═══ SUPPLIED RECORDS
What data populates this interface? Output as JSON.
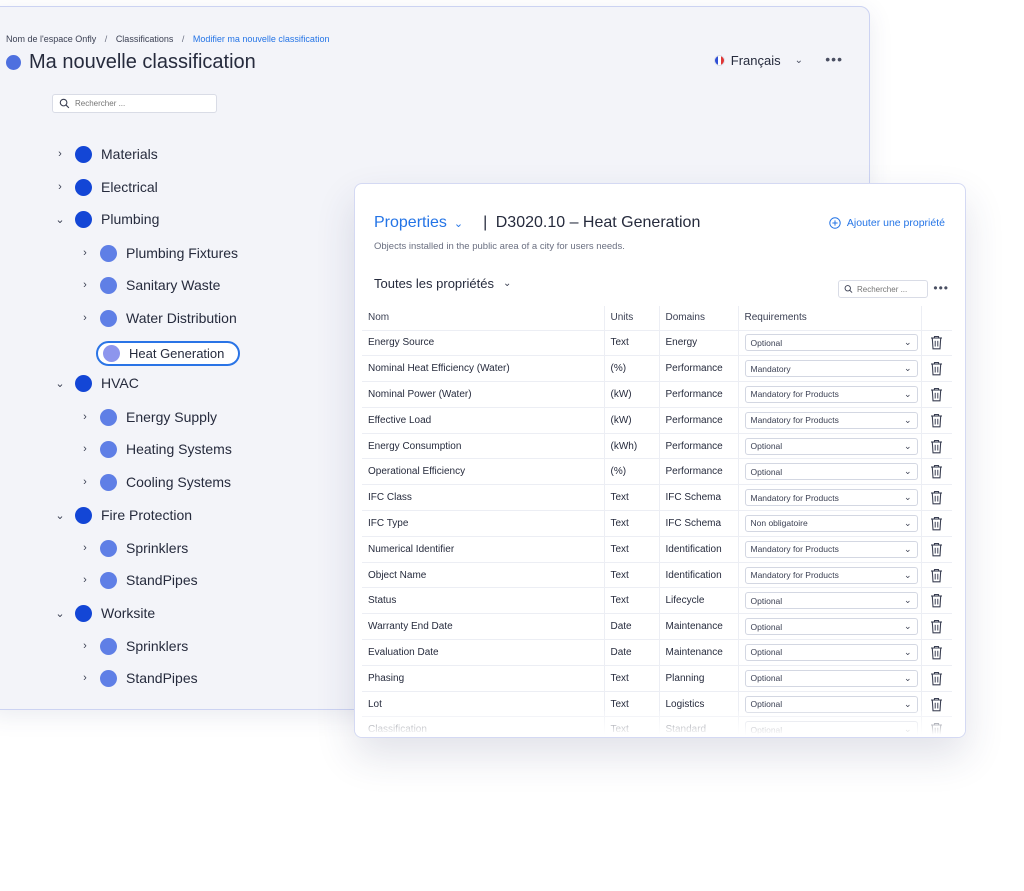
{
  "breadcrumb": {
    "workspace": "Nom de l'espace Onfly",
    "separator": "/",
    "section": "Classifications",
    "current": "Modifier ma nouvelle classification"
  },
  "page": {
    "title": "Ma nouvelle classification",
    "language": "Français",
    "more": "•••"
  },
  "tree_search": {
    "placeholder": "Rechercher ..."
  },
  "tree": [
    {
      "label": "Materials",
      "level": 1,
      "expanded": false
    },
    {
      "label": "Electrical",
      "level": 1,
      "expanded": false
    },
    {
      "label": "Plumbing",
      "level": 1,
      "expanded": true
    },
    {
      "label": "Plumbing Fixtures",
      "level": 2,
      "expanded": false
    },
    {
      "label": "Sanitary Waste",
      "level": 2,
      "expanded": false
    },
    {
      "label": "Water Distribution",
      "level": 2,
      "expanded": false
    },
    {
      "label": "Heat Generation",
      "level": 3,
      "selected": true
    },
    {
      "label": "HVAC",
      "level": 1,
      "expanded": true
    },
    {
      "label": "Energy Supply",
      "level": 2,
      "expanded": false
    },
    {
      "label": "Heating Systems",
      "level": 2,
      "expanded": false
    },
    {
      "label": "Cooling Systems",
      "level": 2,
      "expanded": false
    },
    {
      "label": "Fire Protection",
      "level": 1,
      "expanded": true
    },
    {
      "label": "Sprinklers",
      "level": 2,
      "expanded": false
    },
    {
      "label": "StandPipes",
      "level": 2,
      "expanded": false
    },
    {
      "label": "Worksite",
      "level": 1,
      "expanded": true
    },
    {
      "label": "Sprinklers",
      "level": 2,
      "expanded": false
    },
    {
      "label": "StandPipes",
      "level": 2,
      "expanded": false
    }
  ],
  "card": {
    "properties_label": "Properties",
    "title_separator": "|",
    "title": "D3020.10 – Heat Generation",
    "description": "Objects installed in the public area of a city for users needs.",
    "add_property": "Ajouter une propriété",
    "filter": "Toutes les propriétés",
    "search_placeholder": "Rechercher ...",
    "more": "•••"
  },
  "table": {
    "headers": {
      "name": "Nom",
      "units": "Units",
      "domains": "Domains",
      "requirements": "Requirements"
    },
    "rows": [
      {
        "name": "Energy Source",
        "units": "Text",
        "domain": "Energy",
        "requirement": "Optional"
      },
      {
        "name": "Nominal Heat Efficiency (Water)",
        "units": "(%)",
        "domain": "Performance",
        "requirement": "Mandatory"
      },
      {
        "name": "Nominal Power (Water)",
        "units": "(kW)",
        "domain": "Performance",
        "requirement": "Mandatory for Products"
      },
      {
        "name": "Effective Load",
        "units": "(kW)",
        "domain": "Performance",
        "requirement": "Mandatory for Products"
      },
      {
        "name": "Energy Consumption",
        "units": "(kWh)",
        "domain": "Performance",
        "requirement": "Optional"
      },
      {
        "name": "Operational Efficiency",
        "units": "(%)",
        "domain": "Performance",
        "requirement": "Optional"
      },
      {
        "name": "IFC Class",
        "units": "Text",
        "domain": "IFC Schema",
        "requirement": "Mandatory for Products"
      },
      {
        "name": "IFC Type",
        "units": "Text",
        "domain": "IFC Schema",
        "requirement": "Non obligatoire"
      },
      {
        "name": "Numerical Identifier",
        "units": "Text",
        "domain": "Identification",
        "requirement": "Mandatory for Products"
      },
      {
        "name": "Object Name",
        "units": "Text",
        "domain": "Identification",
        "requirement": "Mandatory for Products"
      },
      {
        "name": "Status",
        "units": "Text",
        "domain": "Lifecycle",
        "requirement": "Optional"
      },
      {
        "name": "Warranty End Date",
        "units": "Date",
        "domain": "Maintenance",
        "requirement": "Optional"
      },
      {
        "name": "Evaluation Date",
        "units": "Date",
        "domain": "Maintenance",
        "requirement": "Optional"
      },
      {
        "name": "Phasing",
        "units": "Text",
        "domain": "Planning",
        "requirement": "Optional"
      },
      {
        "name": "Lot",
        "units": "Text",
        "domain": "Logistics",
        "requirement": "Optional"
      },
      {
        "name": "Classification",
        "units": "Text",
        "domain": "Standard",
        "requirement": "Optional"
      }
    ]
  },
  "icons": {
    "search": "search-icon",
    "plus": "plus-circle-icon",
    "trash": "trash-icon",
    "chevron_down": "chevron-down-icon",
    "chevron_right": "chevron-right-icon"
  },
  "colors": {
    "accent": "#2474e6",
    "node_level1": "#1346d6",
    "node_level2": "#5f7fe6",
    "node_selected": "#8d95ed"
  }
}
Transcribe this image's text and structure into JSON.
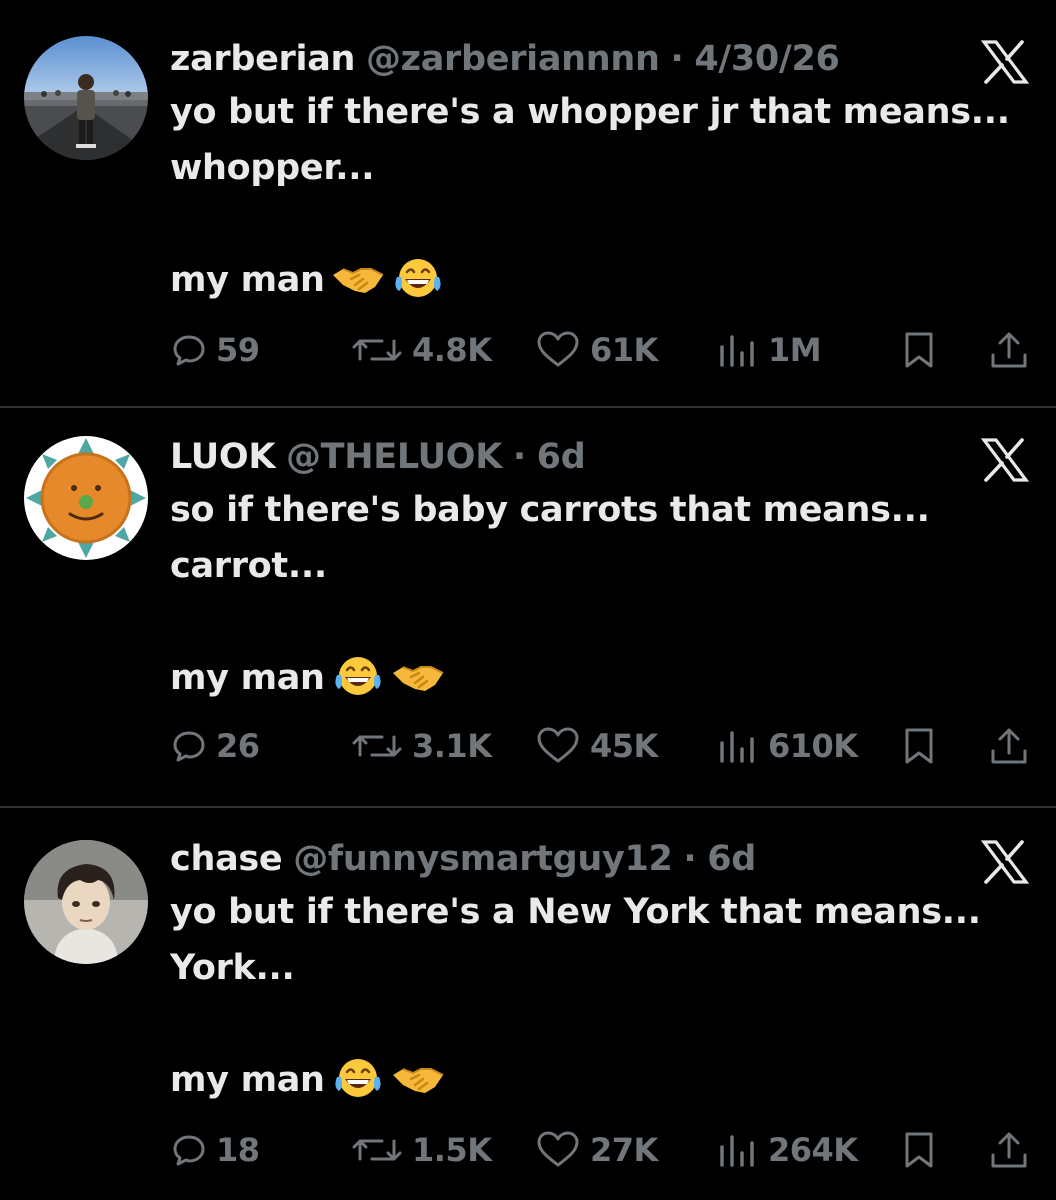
{
  "tweets": [
    {
      "name": "zarberian",
      "handle": "@zarberiannnn",
      "separator": "·",
      "time": "4/30/26",
      "lines": [
        "yo but if there's a whopper jr that means...",
        "whopper..."
      ],
      "closing": "my man",
      "emojis": [
        "handshake-emoji",
        "laughing-crying-emoji"
      ],
      "replies": "59",
      "reposts": "4.8K",
      "likes": "61K",
      "views": "1M"
    },
    {
      "name": "LUOK",
      "handle": "@THELUOK",
      "separator": "·",
      "time": "6d",
      "lines": [
        "so if there's baby carrots that means...",
        "carrot..."
      ],
      "closing": "my man",
      "emojis": [
        "laughing-crying-emoji",
        "handshake-emoji"
      ],
      "replies": "26",
      "reposts": "3.1K",
      "likes": "45K",
      "views": "610K"
    },
    {
      "name": "chase",
      "handle": "@funnysmartguy12",
      "separator": "·",
      "time": "6d",
      "lines": [
        "yo but if there's a New York that means...",
        "York..."
      ],
      "closing": "my man",
      "emojis": [
        "laughing-crying-emoji",
        "handshake-emoji"
      ],
      "replies": "18",
      "reposts": "1.5K",
      "likes": "27K",
      "views": "264K"
    }
  ],
  "colors": {
    "background": "#000000",
    "text": "#e7e9ea",
    "secondary": "#71767b",
    "divider": "#2f3336"
  }
}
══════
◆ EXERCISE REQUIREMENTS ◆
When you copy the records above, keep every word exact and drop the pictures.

◆ REPLY ◆
What data populates this interface? Output as JSON.
{
  "breadcrumb": {
    "workspace": "Nom de l'espace Onfly",
    "separator": "/",
    "section": "Classifications",
    "current": "Modifier ma nouvelle classification"
  },
  "page": {
    "title": "Ma nouvelle classification",
    "language": "Français",
    "more": "•••"
  },
  "tree_search": {
    "placeholder": "Rechercher ..."
  },
  "tree": [
    {
      "label": "Materials",
      "level": 1,
      "expanded": false
    },
    {
      "label": "Electrical",
      "level": 1,
      "expanded": false
    },
    {
      "label": "Plumbing",
      "level": 1,
      "expanded": true
    },
    {
      "label": "Plumbing Fixtures",
      "level": 2,
      "expanded": false
    },
    {
      "label": "Sanitary Waste",
      "level": 2,
      "expanded": false
    },
    {
      "label": "Water Distribution",
      "level": 2,
      "expanded": false
    },
    {
      "label": "Heat Generation",
      "level": 3,
      "selected": true
    },
    {
      "label": "HVAC",
      "level": 1,
      "expanded": true
    },
    {
      "label": "Energy Supply",
      "level": 2,
      "expanded": false
    },
    {
      "label": "Heating Systems",
      "level": 2,
      "expanded": false
    },
    {
      "label": "Cooling Systems",
      "level": 2,
      "expanded": false
    },
    {
      "label": "Fire Protection",
      "level": 1,
      "expanded": true
    },
    {
      "label": "Sprinklers",
      "level": 2,
      "expanded": false
    },
    {
      "label": "StandPipes",
      "level": 2,
      "expanded": false
    },
    {
      "label": "Worksite",
      "level": 1,
      "expanded": true
    },
    {
      "label": "Sprinklers",
      "level": 2,
      "expanded": false
    },
    {
      "label": "StandPipes",
      "level": 2,
      "expanded": false
    }
  ],
  "card": {
    "properties_label": "Properties",
    "title_separator": "|",
    "title": "D3020.10 – Heat Generation",
    "description": "Objects installed in the public area of a city for users needs.",
    "add_property": "Ajouter une propriété",
    "filter": "Toutes les propriétés",
    "search_placeholder": "Rechercher ...",
    "more": "•••"
  },
  "table": {
    "headers": {
      "name": "Nom",
      "units": "Units",
      "domains": "Domains",
      "requirements": "Requirements"
    },
    "rows": [
      {
        "name": "Energy Source",
        "units": "Text",
        "domain": "Energy",
        "requirement": "Optional"
      },
      {
        "name": "Nominal Heat Efficiency (Water)",
        "units": "(%)",
        "domain": "Performance",
        "requirement": "Mandatory"
      },
      {
        "name": "Nominal Power (Water)",
        "units": "(kW)",
        "domain": "Performance",
        "requirement": "Mandatory for Products"
      },
      {
        "name": "Effective Load",
        "units": "(kW)",
        "domain": "Performance",
        "requirement": "Mandatory for Products"
      },
      {
        "name": "Energy Consumption",
        "units": "(kWh)",
        "domain": "Performance",
        "requirement": "Optional"
      },
      {
        "name": "Operational Efficiency",
        "units": "(%)",
        "domain": "Performance",
        "requirement": "Optional"
      },
      {
        "name": "IFC Class",
        "units": "Text",
        "domain": "IFC Schema",
        "requirement": "Mandatory for Products"
      },
      {
        "name": "IFC Type",
        "units": "Text",
        "domain": "IFC Schema",
        "requirement": "Non obligatoire"
      },
      {
        "name": "Numerical Identifier",
        "units": "Text",
        "domain": "Identification",
        "requirement": "Mandatory for Products"
      },
      {
        "name": "Object Name",
        "units": "Text",
        "domain": "Identification",
        "requirement": "Mandatory for Products"
      },
      {
        "name": "Status",
        "units": "Text",
        "domain": "Lifecycle",
        "requirement": "Optional"
      },
      {
        "name": "Warranty End Date",
        "units": "Date",
        "domain": "Maintenance",
        "requirement": "Optional"
      },
      {
        "name": "Evaluation Date",
        "units": "Date",
        "domain": "Maintenance",
        "requirement": "Optional"
      },
      {
        "name": "Phasing",
        "units": "Text",
        "domain": "Planning",
        "requirement": "Optional"
      },
      {
        "name": "Lot",
        "units": "Text",
        "domain": "Logistics",
        "requirement": "Optional"
      },
      {
        "name": "Classification",
        "units": "Text",
        "domain": "Standard",
        "requirement": "Optional"
      }
    ]
  },
  "icons": {
    "search": "search-icon",
    "plus": "plus-circle-icon",
    "trash": "trash-icon",
    "chevron_down": "chevron-down-icon",
    "chevron_right": "chevron-right-icon"
  },
  "colors": {
    "accent": "#2474e6",
    "node_level1": "#1346d6",
    "node_level2": "#5f7fe6",
    "node_selected": "#8d95ed"
  }
}
Transcribe this image's text and structure into JSON.
{
  "tweets": [
    {
      "name": "zarberian",
      "handle": "@zarberiannnn",
      "separator": "·",
      "time": "4/30/26",
      "lines": [
        "yo but if there's a whopper jr that means...",
        "whopper..."
      ],
      "closing": "my man",
      "emojis": [
        "handshake-emoji",
        "laughing-crying-emoji"
      ],
      "replies": "59",
      "reposts": "4.8K",
      "likes": "61K",
      "views": "1M"
    },
    {
      "name": "LUOK",
      "handle": "@THELUOK",
      "separator": "·",
      "time": "6d",
      "lines": [
        "so if there's baby carrots that means...",
        "carrot..."
      ],
      "closing": "my man",
      "emojis": [
        "laughing-crying-emoji",
        "handshake-emoji"
      ],
      "replies": "26",
      "reposts": "3.1K",
      "likes": "45K",
      "views": "610K"
    },
    {
      "name": "chase",
      "handle": "@funnysmartguy12",
      "separator": "·",
      "time": "6d",
      "lines": [
        "yo but if there's a New York that means...",
        "York..."
      ],
      "closing": "my man",
      "emojis": [
        "laughing-crying-emoji",
        "handshake-emoji"
      ],
      "replies": "18",
      "reposts": "1.5K",
      "likes": "27K",
      "views": "264K"
    }
  ],
  "colors": {
    "background": "#000000",
    "text": "#e7e9ea",
    "secondary": "#71767b",
    "divider": "#2f3336"
  }
}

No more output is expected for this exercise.